/---

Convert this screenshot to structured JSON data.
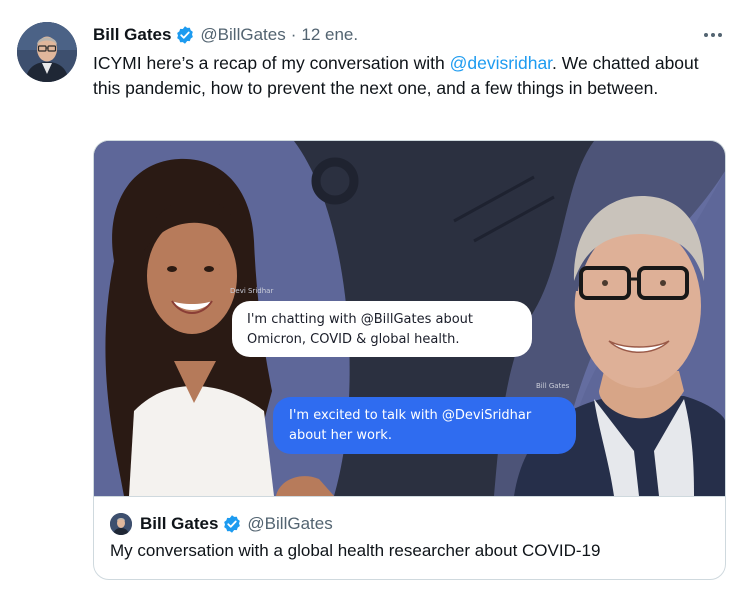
{
  "tweet": {
    "author_name": "Bill Gates",
    "author_handle": "@BillGates",
    "separator": "·",
    "date": "12 ene.",
    "more_icon": "ellipsis-icon",
    "verified_icon": "verified-badge-icon",
    "text_before_mention": "ICYMI here’s a recap of my conversation with ",
    "mention": "@devisridhar",
    "text_after_mention": ". We chatted about this pandemic, how to prevent the next one, and a few things in between."
  },
  "card": {
    "image": {
      "name_tag_left": "Devi Sridhar",
      "name_tag_right": "Bill Gates",
      "bubble_white_line1": "I'm chatting with @BillGates about",
      "bubble_white_line2": "Omicron, COVID & global health.",
      "bubble_blue_line1": "I'm excited to talk with @DeviSridhar",
      "bubble_blue_line2": "about her work."
    },
    "quote_author_name": "Bill Gates",
    "quote_author_handle": "@BillGates",
    "quote_text": "My conversation with a global health researcher about COVID-19"
  },
  "colors": {
    "accent": "#1d9bf0",
    "verified": "#1d9bf0",
    "secondary_text": "#536471",
    "image_background": "#2b3040",
    "image_panel": "#5d6596",
    "bubble_blue": "#2f6cf0"
  }
}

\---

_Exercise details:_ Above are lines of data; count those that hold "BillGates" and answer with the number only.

_Task solution:_ 3